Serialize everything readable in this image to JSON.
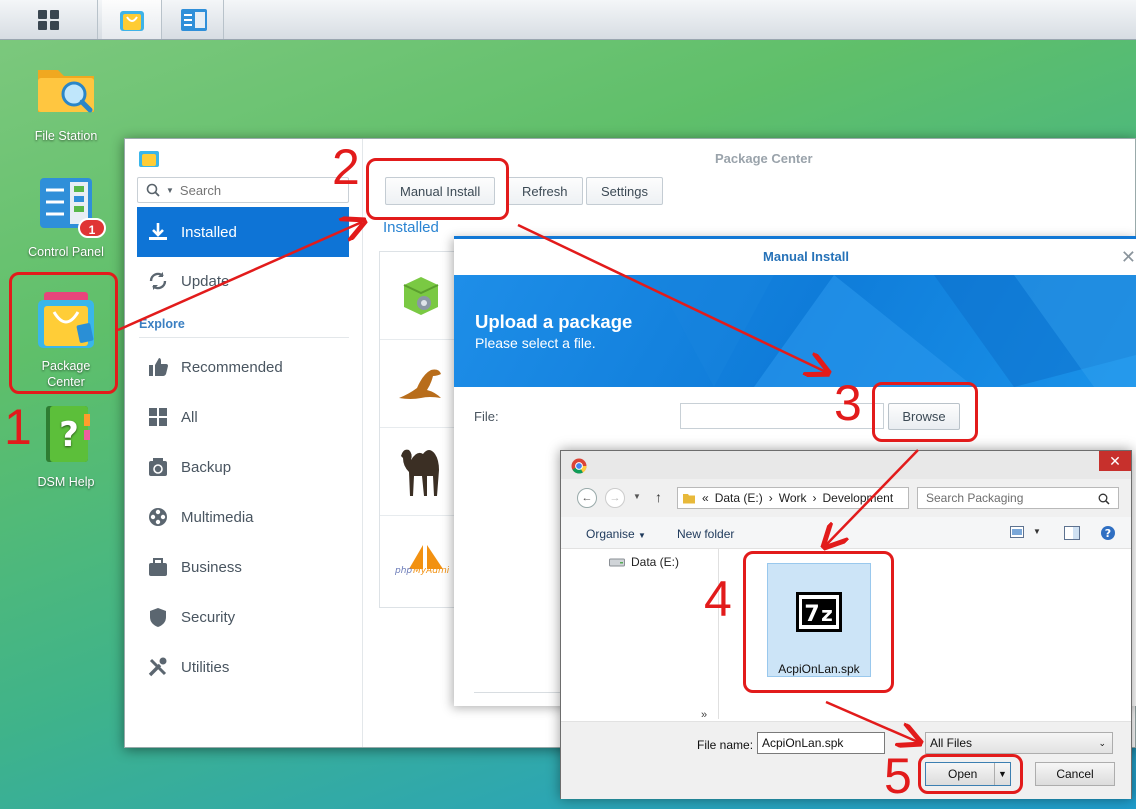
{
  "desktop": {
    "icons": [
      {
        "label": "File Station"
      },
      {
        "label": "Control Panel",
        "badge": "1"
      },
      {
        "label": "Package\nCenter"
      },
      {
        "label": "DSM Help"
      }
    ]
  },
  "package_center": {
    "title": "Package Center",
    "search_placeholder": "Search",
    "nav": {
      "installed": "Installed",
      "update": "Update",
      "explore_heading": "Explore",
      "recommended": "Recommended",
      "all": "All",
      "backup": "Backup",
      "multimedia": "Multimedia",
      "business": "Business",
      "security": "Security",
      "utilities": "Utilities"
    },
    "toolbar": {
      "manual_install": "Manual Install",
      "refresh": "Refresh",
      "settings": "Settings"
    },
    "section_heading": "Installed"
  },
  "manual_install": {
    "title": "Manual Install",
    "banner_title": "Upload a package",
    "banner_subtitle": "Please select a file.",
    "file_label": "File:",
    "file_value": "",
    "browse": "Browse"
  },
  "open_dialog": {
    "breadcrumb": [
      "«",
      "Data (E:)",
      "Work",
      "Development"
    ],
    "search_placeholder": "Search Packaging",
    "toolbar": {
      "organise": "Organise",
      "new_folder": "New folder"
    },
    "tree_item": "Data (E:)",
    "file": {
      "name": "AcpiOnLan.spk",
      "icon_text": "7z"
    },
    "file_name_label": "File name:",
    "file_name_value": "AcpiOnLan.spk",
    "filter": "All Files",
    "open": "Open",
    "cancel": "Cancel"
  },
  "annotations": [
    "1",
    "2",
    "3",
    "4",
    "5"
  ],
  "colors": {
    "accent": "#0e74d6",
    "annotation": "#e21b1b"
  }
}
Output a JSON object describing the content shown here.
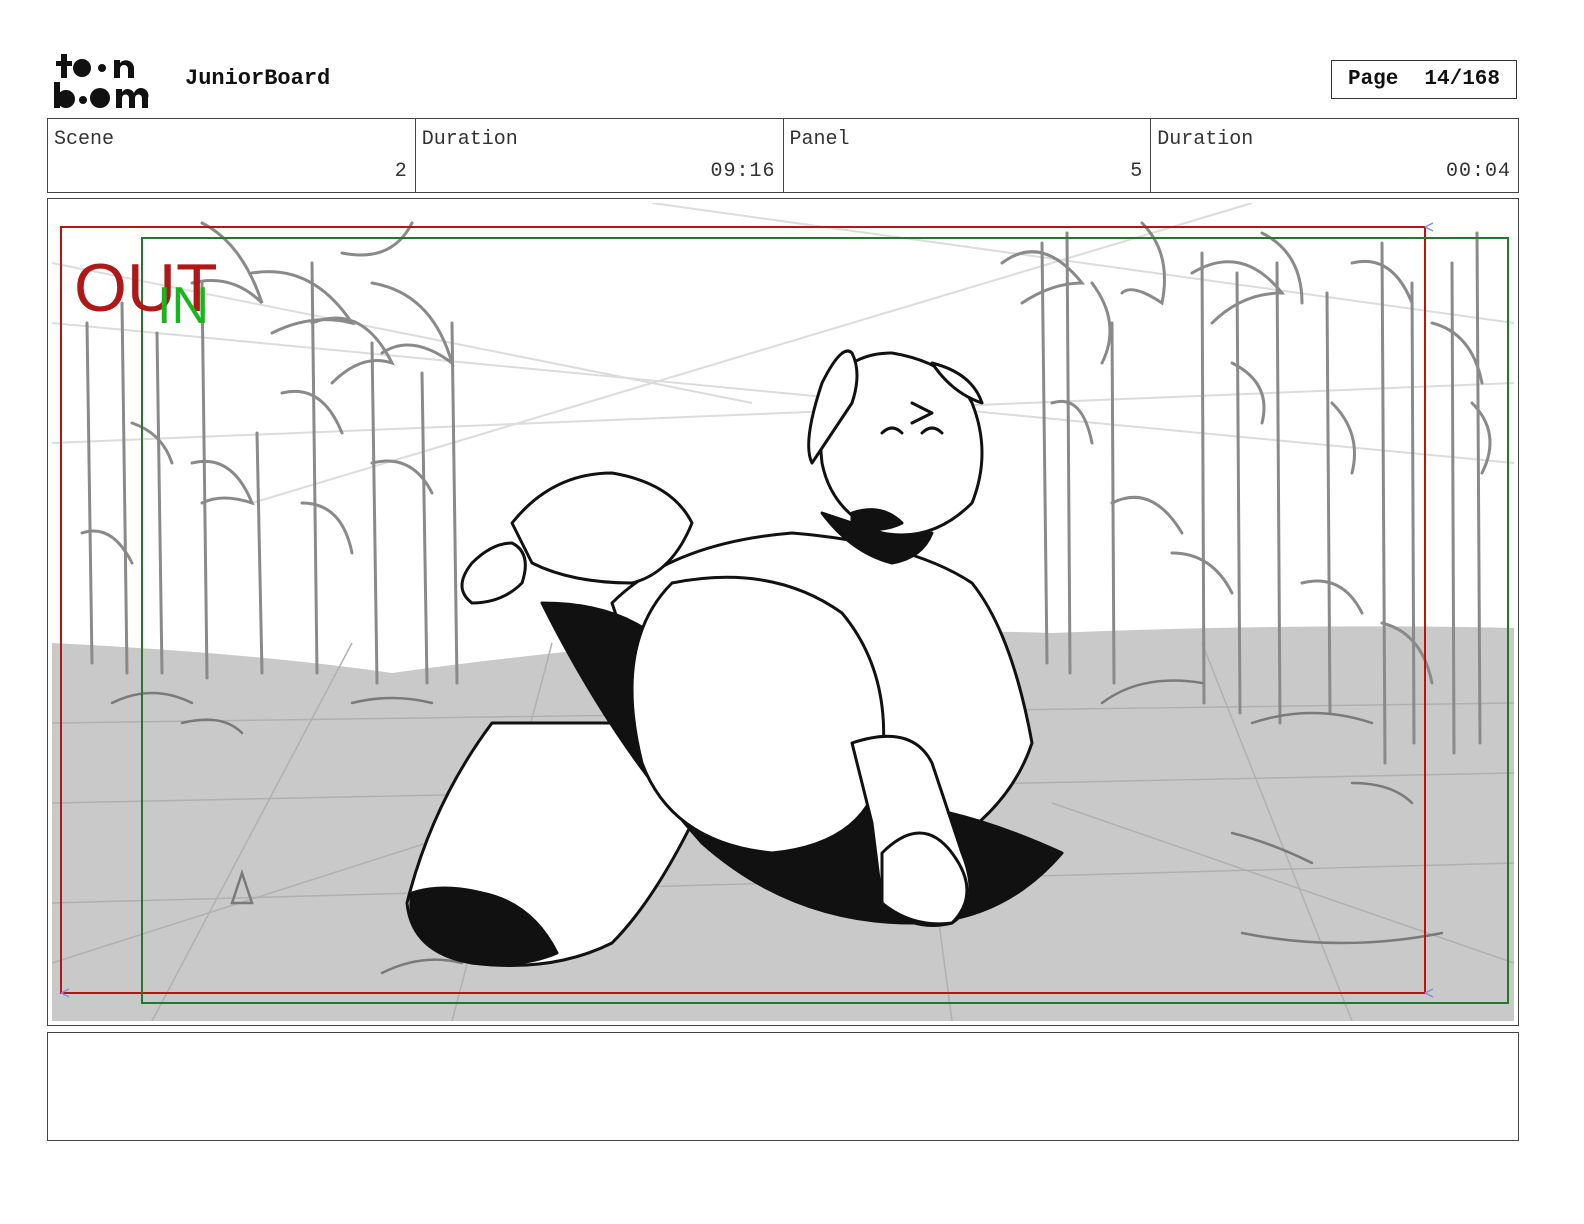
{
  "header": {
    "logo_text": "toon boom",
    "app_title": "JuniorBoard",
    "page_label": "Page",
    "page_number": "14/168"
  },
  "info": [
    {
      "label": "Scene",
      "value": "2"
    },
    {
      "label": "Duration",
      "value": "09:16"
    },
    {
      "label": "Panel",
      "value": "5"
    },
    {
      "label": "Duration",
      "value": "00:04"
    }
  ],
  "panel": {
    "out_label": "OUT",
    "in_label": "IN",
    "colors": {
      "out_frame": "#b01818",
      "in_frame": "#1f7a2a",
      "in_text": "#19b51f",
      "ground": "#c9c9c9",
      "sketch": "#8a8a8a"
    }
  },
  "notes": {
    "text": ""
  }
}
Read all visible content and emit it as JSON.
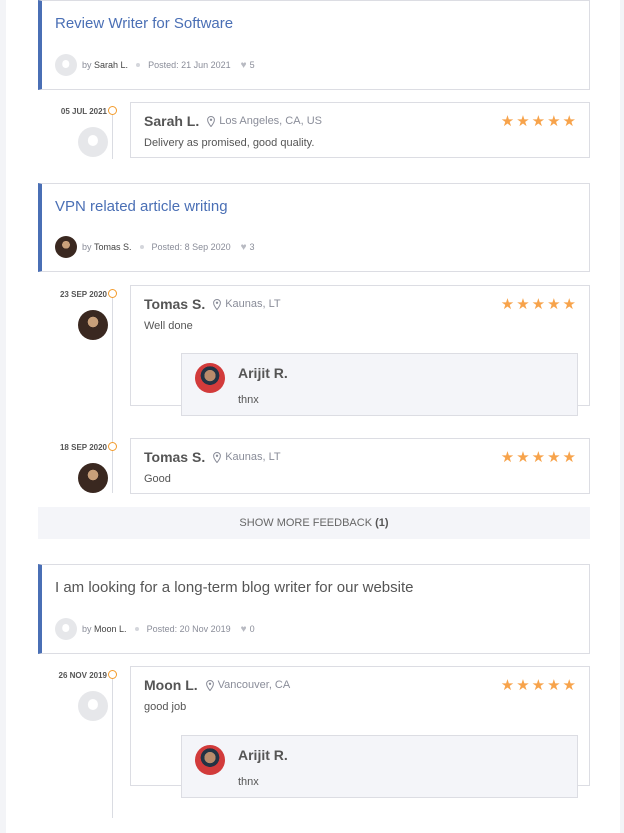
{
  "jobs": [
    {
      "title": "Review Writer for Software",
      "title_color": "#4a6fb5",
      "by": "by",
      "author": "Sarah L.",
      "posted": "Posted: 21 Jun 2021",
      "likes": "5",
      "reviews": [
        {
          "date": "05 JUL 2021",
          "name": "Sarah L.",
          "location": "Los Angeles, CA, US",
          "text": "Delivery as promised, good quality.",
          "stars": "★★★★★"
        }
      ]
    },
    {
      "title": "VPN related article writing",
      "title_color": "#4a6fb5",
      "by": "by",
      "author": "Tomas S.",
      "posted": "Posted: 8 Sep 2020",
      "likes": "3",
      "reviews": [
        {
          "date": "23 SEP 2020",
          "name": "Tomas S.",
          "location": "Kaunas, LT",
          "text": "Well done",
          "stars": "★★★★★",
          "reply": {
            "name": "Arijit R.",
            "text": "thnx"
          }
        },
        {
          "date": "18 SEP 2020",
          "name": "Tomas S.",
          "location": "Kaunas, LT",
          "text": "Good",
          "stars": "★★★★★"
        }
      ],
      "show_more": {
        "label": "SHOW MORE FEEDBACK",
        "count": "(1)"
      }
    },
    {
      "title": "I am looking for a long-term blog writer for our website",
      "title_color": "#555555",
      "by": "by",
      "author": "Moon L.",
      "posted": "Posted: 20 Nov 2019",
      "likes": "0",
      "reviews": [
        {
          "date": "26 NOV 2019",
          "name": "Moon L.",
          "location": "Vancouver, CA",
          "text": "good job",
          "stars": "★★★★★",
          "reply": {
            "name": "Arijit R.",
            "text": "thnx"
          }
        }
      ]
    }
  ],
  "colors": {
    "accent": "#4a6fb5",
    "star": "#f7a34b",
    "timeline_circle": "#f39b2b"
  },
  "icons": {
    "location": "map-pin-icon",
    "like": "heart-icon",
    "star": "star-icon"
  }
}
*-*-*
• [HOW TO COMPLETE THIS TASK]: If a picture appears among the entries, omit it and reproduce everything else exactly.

• [EXPECTED ANSWER]:
Serialize everything readable in this image to JSON.
{
  "desktop": {
    "icons": [
      {
        "label": "File Station"
      },
      {
        "label": "Control Panel",
        "badge": "1"
      },
      {
        "label": "Package\nCenter"
      },
      {
        "label": "DSM Help"
      }
    ]
  },
  "package_center": {
    "title": "Package Center",
    "search_placeholder": "Search",
    "nav": {
      "installed": "Installed",
      "update": "Update",
      "explore_heading": "Explore",
      "recommended": "Recommended",
      "all": "All",
      "backup": "Backup",
      "multimedia": "Multimedia",
      "business": "Business",
      "security": "Security",
      "utilities": "Utilities"
    },
    "toolbar": {
      "manual_install": "Manual Install",
      "refresh": "Refresh",
      "settings": "Settings"
    },
    "section_heading": "Installed"
  },
  "manual_install": {
    "title": "Manual Install",
    "banner_title": "Upload a package",
    "banner_subtitle": "Please select a file.",
    "file_label": "File:",
    "file_value": "",
    "browse": "Browse"
  },
  "open_dialog": {
    "breadcrumb": [
      "«",
      "Data (E:)",
      "Work",
      "Development"
    ],
    "search_placeholder": "Search Packaging",
    "toolbar": {
      "organise": "Organise",
      "new_folder": "New folder"
    },
    "tree_item": "Data (E:)",
    "file": {
      "name": "AcpiOnLan.spk",
      "icon_text": "7z"
    },
    "file_name_label": "File name:",
    "file_name_value": "AcpiOnLan.spk",
    "filter": "All Files",
    "open": "Open",
    "cancel": "Cancel"
  },
  "annotations": [
    "1",
    "2",
    "3",
    "4",
    "5"
  ],
  "colors": {
    "accent": "#0e74d6",
    "annotation": "#e21b1b"
  }
}
Output a JSON object describing the content shown here.
{
  "header": {
    "logo_text": "toon boom",
    "app_title": "JuniorBoard",
    "page_label": "Page",
    "page_number": "14/168"
  },
  "info": [
    {
      "label": "Scene",
      "value": "2"
    },
    {
      "label": "Duration",
      "value": "09:16"
    },
    {
      "label": "Panel",
      "value": "5"
    },
    {
      "label": "Duration",
      "value": "00:04"
    }
  ],
  "panel": {
    "out_label": "OUT",
    "in_label": "IN",
    "colors": {
      "out_frame": "#b01818",
      "in_frame": "#1f7a2a",
      "in_text": "#19b51f",
      "ground": "#c9c9c9",
      "sketch": "#8a8a8a"
    }
  },
  "notes": {
    "text": ""
  }
}
Read all visible content and emit it as JSON.
{
  "jobs": [
    {
      "title": "Review Writer for Software",
      "title_color": "#4a6fb5",
      "by": "by",
      "author": "Sarah L.",
      "posted": "Posted: 21 Jun 2021",
      "likes": "5",
      "reviews": [
        {
          "date": "05 JUL 2021",
          "name": "Sarah L.",
          "location": "Los Angeles, CA, US",
          "text": "Delivery as promised, good quality.",
          "stars": "★★★★★"
        }
      ]
    },
    {
      "title": "VPN related article writing",
      "title_color": "#4a6fb5",
      "by": "by",
      "author": "Tomas S.",
      "posted": "Posted: 8 Sep 2020",
      "likes": "3",
      "reviews": [
        {
          "date": "23 SEP 2020",
          "name": "Tomas S.",
          "location": "Kaunas, LT",
          "text": "Well done",
          "stars": "★★★★★",
          "reply": {
            "name": "Arijit R.",
            "text": "thnx"
          }
        },
        {
          "date": "18 SEP 2020",
          "name": "Tomas S.",
          "location": "Kaunas, LT",
          "text": "Good",
          "stars": "★★★★★"
        }
      ],
      "show_more": {
        "label": "SHOW MORE FEEDBACK",
        "count": "(1)"
      }
    },
    {
      "title": "I am looking for a long-term blog writer for our website",
      "title_color": "#555555",
      "by": "by",
      "author": "Moon L.",
      "posted": "Posted: 20 Nov 2019",
      "likes": "0",
      "reviews": [
        {
          "date": "26 NOV 2019",
          "name": "Moon L.",
          "location": "Vancouver, CA",
          "text": "good job",
          "stars": "★★★★★",
          "reply": {
            "name": "Arijit R.",
            "text": "thnx"
          }
        }
      ]
    }
  ],
  "colors": {
    "accent": "#4a6fb5",
    "star": "#f7a34b",
    "timeline_circle": "#f39b2b"
  },
  "icons": {
    "location": "map-pin-icon",
    "like": "heart-icon",
    "star": "star-icon"
  }
}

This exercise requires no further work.